---------- PROVIDED RECORDS

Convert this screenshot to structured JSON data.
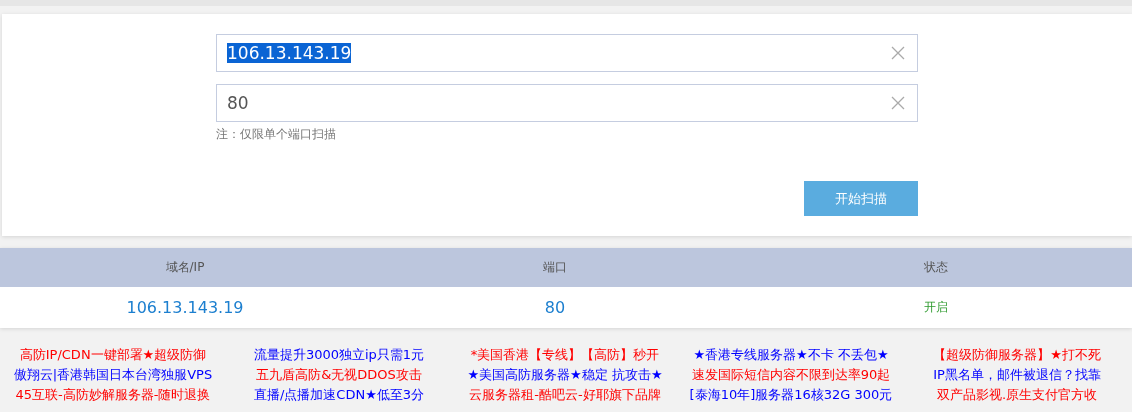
{
  "form": {
    "fields": [
      {
        "value": "106.13.143.19",
        "selected": true
      },
      {
        "value": "80",
        "selected": false
      }
    ],
    "note": "注：仅限单个端口扫描",
    "button": "开始扫描"
  },
  "table": {
    "columns": [
      "域名/IP",
      "端口",
      "状态"
    ],
    "rows": [
      {
        "cells": [
          "106.13.143.19",
          "80",
          "开启"
        ],
        "open": true
      }
    ]
  },
  "ads": [
    [
      {
        "text": "高防IP/CDN一键部署★超级防御",
        "color": "#ff0000"
      },
      {
        "text": "傲翔云|香港韩国日本台湾独服VPS",
        "color": "#0000ff"
      },
      {
        "text": "45互联-高防妙解服务器-随时退换",
        "color": "#ff0000"
      }
    ],
    [
      {
        "text": "流量提升3000独立ip只需1元",
        "color": "#0000ff"
      },
      {
        "text": "五九盾高防&无视DDOS攻击",
        "color": "#ff0000"
      },
      {
        "text": "直播/点播加速CDN★低至3分",
        "color": "#0000ff"
      }
    ],
    [
      {
        "text": "*美国香港【专线】【高防】秒开",
        "color": "#ff0000"
      },
      {
        "text": "★美国高防服务器★稳定 抗攻击★",
        "color": "#0000ff"
      },
      {
        "text": "云服务器租-酷吧云-好耶旗下品牌",
        "color": "#ff0000"
      }
    ],
    [
      {
        "text": "★香港专线服务器★不卡 不丢包★",
        "color": "#0000ff"
      },
      {
        "text": "速发国际短信内容不限到达率90起",
        "color": "#ff0000"
      },
      {
        "text": "[泰海10年]服务器16核32G 300元",
        "color": "#0000ff"
      }
    ],
    [
      {
        "text": "【超级防御服务器】★打不死",
        "color": "#ff0000"
      },
      {
        "text": "IP黑名单，邮件被退信？找靠",
        "color": "#0000ff"
      },
      {
        "text": "双产品影视.原生支付官方收",
        "color": "#ff0000"
      }
    ]
  ]
}
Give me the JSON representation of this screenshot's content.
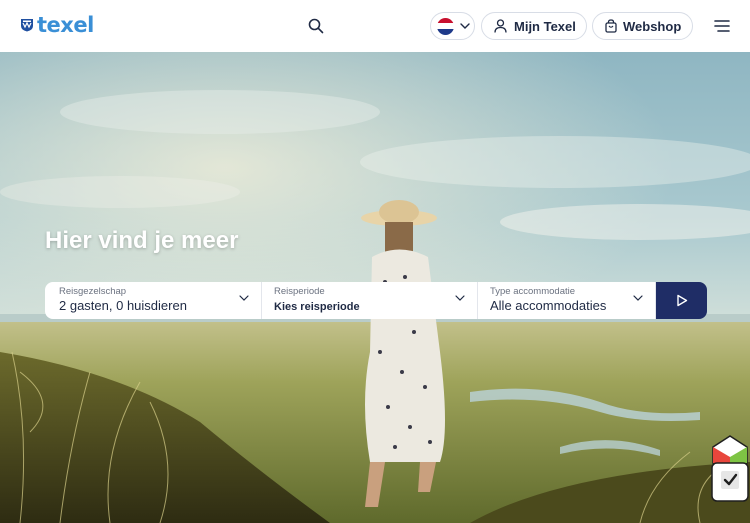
{
  "header": {
    "logo_text": "texel",
    "account_label": "Mijn Texel",
    "shop_label": "Webshop"
  },
  "hero": {
    "title": "Hier vind je meer"
  },
  "search": {
    "party_label": "Reisgezelschap",
    "party_value": "2 gasten, 0 huisdieren",
    "period_label": "Reisperiode",
    "period_value": "Kies reisperiode",
    "accommodation_label": "Type accommodatie",
    "accommodation_value": "Alle accommodaties"
  },
  "icons": {
    "search": "search-icon",
    "flag": "flag-nl-icon",
    "user": "user-icon",
    "bag": "shopping-bag-icon",
    "menu": "hamburger-menu-icon",
    "submit": "play-arrow-icon",
    "widget": "checkmark-box-icon"
  },
  "colors": {
    "brand_blue": "#3a8fd6",
    "navy": "#1f2d66",
    "text_dark": "#1f2a44"
  }
}
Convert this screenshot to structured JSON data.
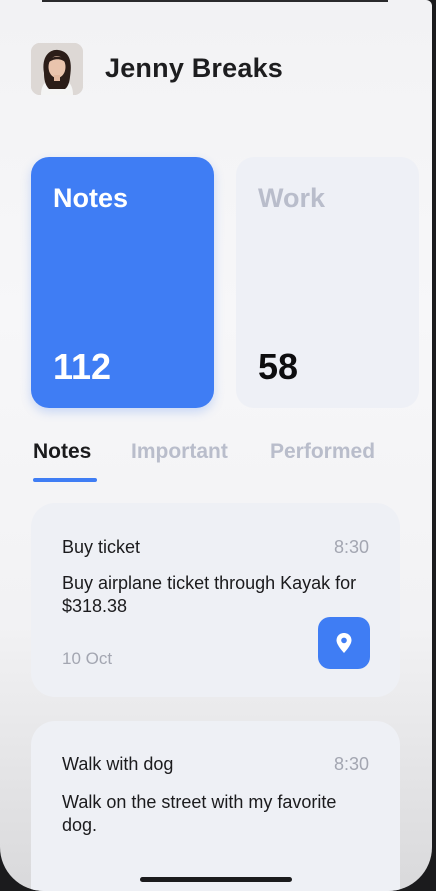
{
  "user": {
    "name": "Jenny Breaks"
  },
  "cards": [
    {
      "title": "Notes",
      "count": "112"
    },
    {
      "title": "Work",
      "count": "58"
    }
  ],
  "tabs": [
    "Notes",
    "Important",
    "Performed"
  ],
  "notes": [
    {
      "title": "Buy ticket",
      "time": "8:30",
      "body": "Buy airplane ticket through Kayak for $318.38",
      "date": "10 Oct",
      "icon": "location-pin-icon"
    },
    {
      "title": "Walk with dog",
      "time": "8:30",
      "body": "Walk on the street with my favorite dog."
    }
  ],
  "colors": {
    "accent": "#3f7df4",
    "muted": "#b9bdcb",
    "card_bg": "#eef0f5"
  }
}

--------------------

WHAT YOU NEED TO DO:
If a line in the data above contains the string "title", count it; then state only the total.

COMPLETED TASK:
5